For surface running, the boats were powered by two 2,100-brake-horsepower (1,566 kW) diesel engines, each driving one propeller shaft. When submerged each propeller was driven by a 600-horsepower (447 kW) electric motor.[3] They could reach 19.75 knots (36.58 km/h; 22.73 mph) on the surface and 8 knots (15 km/h; 9.2 mph) underwater. On the surface, the K6s had a range of 11,000 nautical miles (20,000 km; 13,000 mi) at 12 knots (22 km/h; 14 mph); submerged, they had a range of 45 nmi (83 km; 52 mi) at 5 knots (9.3 km/h; 5.8 mph).[1]

The boats were armed with four internal bow 53.3 cm (21.0 in) torpedo tubes and carried a total of ten torpedoes.
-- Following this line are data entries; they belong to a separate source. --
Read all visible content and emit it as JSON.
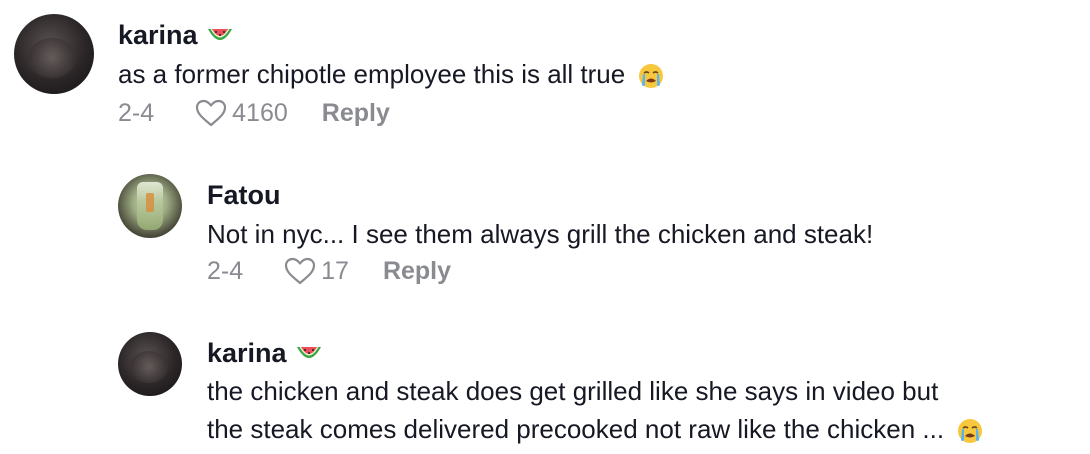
{
  "comments": [
    {
      "user": "karina",
      "text": "as a former chipotle employee this is all true",
      "date": "2-4",
      "likes": "4160",
      "reply_label": "Reply",
      "name_emoji": "watermelon-icon",
      "text_emoji": "crying-face-icon"
    },
    {
      "user": "Fatou",
      "text": "Not in nyc... I see them always grill the chicken and steak!",
      "date": "2-4",
      "likes": "17",
      "reply_label": "Reply"
    },
    {
      "user": "karina",
      "text_line1": "the chicken and steak does get grilled like she says in video but",
      "text_line2": "the steak comes delivered precooked not raw like the chicken ...",
      "name_emoji": "watermelon-icon",
      "text_emoji": "crying-face-icon"
    }
  ],
  "colors": {
    "text": "#161823",
    "meta": "#8a8b91"
  }
}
They were also armed with a single 76.2 mm (3.00 in) L/40 anti-aircraft gun and two single 25 mm (1.0 in) AA guns.[1]

Construction and commissioning

Submarine No. 645 was laid down on 2 December 1943 by Mitsui Zosensho at Tamano, Japan, with the provisional name Ro-75.[4] She had been renamed Ro-56 — the second submarine of that name — by the time she was launched on 5 July 1944.[4] She was completed and commissioned on 15 November 1944.[4]
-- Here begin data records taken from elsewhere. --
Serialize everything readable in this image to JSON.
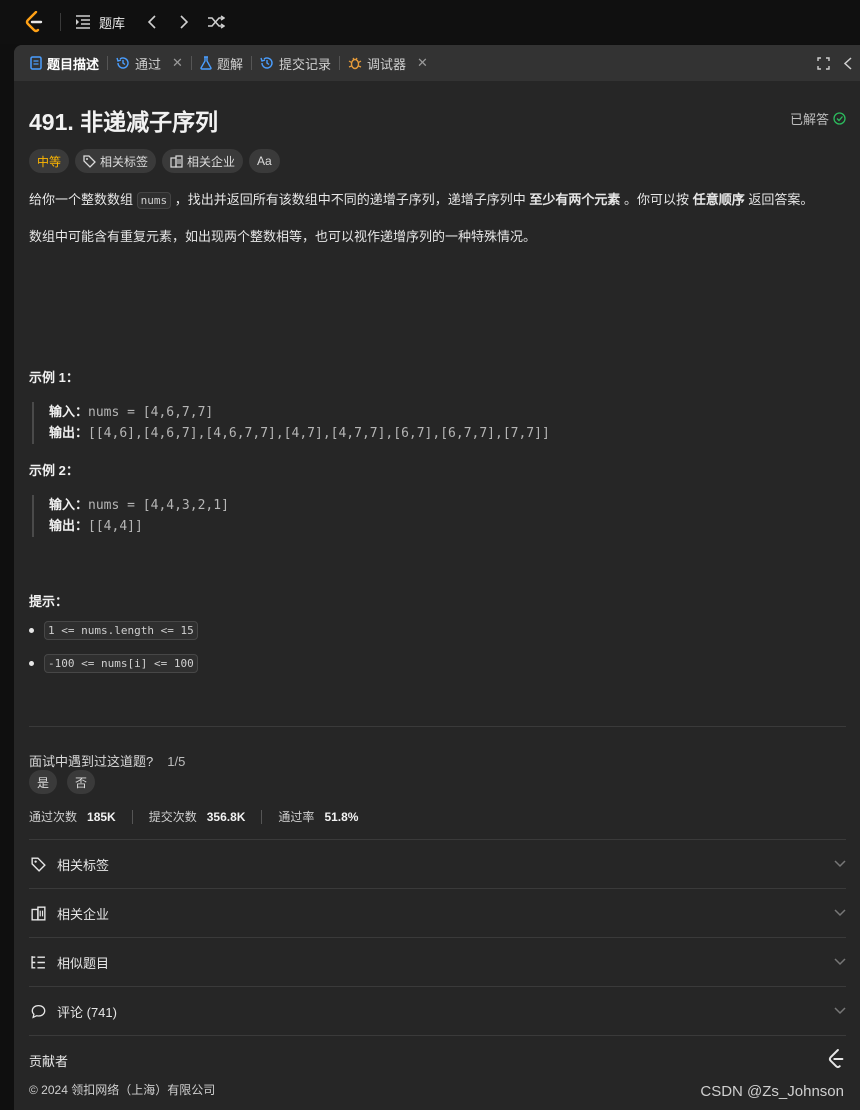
{
  "topbar": {
    "library_label": "题库"
  },
  "tabs": [
    {
      "label": "题目描述",
      "active": true
    },
    {
      "label": "通过",
      "closable": true
    },
    {
      "label": "题解"
    },
    {
      "label": "提交记录"
    },
    {
      "label": "调试器",
      "closable": true
    }
  ],
  "problem": {
    "title": "491. 非递减子序列",
    "status": "已解答",
    "difficulty": "中等",
    "chip_tags": "相关标签",
    "chip_companies": "相关企业",
    "chip_translate": "Aa"
  },
  "description": {
    "p1_a": "给你一个整数数组",
    "p1_code": "nums",
    "p1_b": "，找出并返回所有该数组中不同的递增子序列，递增子序列中",
    "p1_bold1": "至少有两个元素",
    "p1_c": "。你可以按",
    "p1_bold2": "任意顺序",
    "p1_d": "返回答案。",
    "p2": "数组中可能含有重复元素，如出现两个整数相等，也可以视作递增序列的一种特殊情况。"
  },
  "examples": [
    {
      "title": "示例 1：",
      "input_label": "输入：",
      "input": "nums = [4,6,7,7]",
      "output_label": "输出：",
      "output": "[[4,6],[4,6,7],[4,6,7,7],[4,7],[4,7,7],[6,7],[6,7,7],[7,7]]"
    },
    {
      "title": "示例 2：",
      "input_label": "输入：",
      "input": "nums = [4,4,3,2,1]",
      "output_label": "输出：",
      "output": "[[4,4]]"
    }
  ],
  "hints": {
    "title": "提示：",
    "items": [
      "1 <= nums.length <= 15",
      "-100 <= nums[i] <= 100"
    ]
  },
  "meet": {
    "question": "面试中遇到过这道题?",
    "fraction": "1/5",
    "yes": "是",
    "no": "否"
  },
  "stats": {
    "accepted_label": "通过次数",
    "accepted": "185K",
    "submissions_label": "提交次数",
    "submissions": "356.8K",
    "rate_label": "通过率",
    "rate": "51.8%"
  },
  "accordion": {
    "tags": "相关标签",
    "companies": "相关企业",
    "similar": "相似题目",
    "comments": "评论 (741)",
    "contributors": "贡献者"
  },
  "footer": {
    "copyright": "© 2024 领扣网络（上海）有限公司"
  },
  "watermark": "CSDN @Zs_Johnson",
  "colors": {
    "accent": "#ffb700",
    "panel": "#262626",
    "tabbar": "#333333",
    "success": "#2cbb5d"
  }
}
Service history

Upon commissioning, Ro-56 was attached to the Maizuru Naval District and assigned to Submarine Squadron 11 for workups.[4] She was reassigned to Submarine Division 34 in the 6th Fleet on 10 February 1945.[4] She arrived at Saeki, Japan, on 16 March 1945.[4]

First war patrol

On 18 March 1945, Ro-56 departed Saeki to begin her first war patrol, ordered to operate southwest of Kyushu along with the submarines I-8, Ro-41, and Ro-49.[4] She reported on 22 March 1945 that she had reached her patrol area.[4] While she was at sea, the Battle of Okinawa began with the U.S. landings on Okinawa on 1 April 1945.[4]


On 9 April 1945, the United States Navy destroyers USS Monssen (DD-798) and USS Mertz (DD-691) were escorting the aircraft carriers of Task Force 58 45 nautical miles (83 km; 52 mi) west of Okinawa when Monssen detected a submerged submarine on sonar at a range of 900 yards (820 m).[4] Monssen dropped three patterns of depth charges, after which Mertz joined the attack and dropped another three patterns.[4] Monssen then made two more depth-charge attacks, sinking the submarine at 26°09′N 130°21′E / 26.150°N 130.350°E / 26.150; 130.350 (Ro-56).[4]

The submarine Monssen and Mertz sank probably was Ro-56.[4] On 15 April 1945, the Imperial Japanese Navy declared her to be presumed lost off Okinawa with all 79 men on board.[4] The Japanese struck her from the Navy list on 25 May 1945.[4]

Some accounts claim that the U.S. submarine USS Sea Owl (SS-405) sank Ro-56 northeast of Wake Island on 18 April 1945,[4] but Ro-56 never operated near Wake. The submarine Sea Owl attacked was I-372 — and I-372 survived the attack.[4]


  1. ^ a b c Carpenter & Dorr, p. 124
  2. ^ Bagnasco, p. 187
  3. ^ Chesneau, p. 203
  4. ^ a b c d e f g h i j k l m n o p q Hackett, Bob; Kingsepp, Sander (2017). "IJN Submarine RO-56: Tabular Record of Movement". combinedfleet.com. Retrieved 26 September 2020.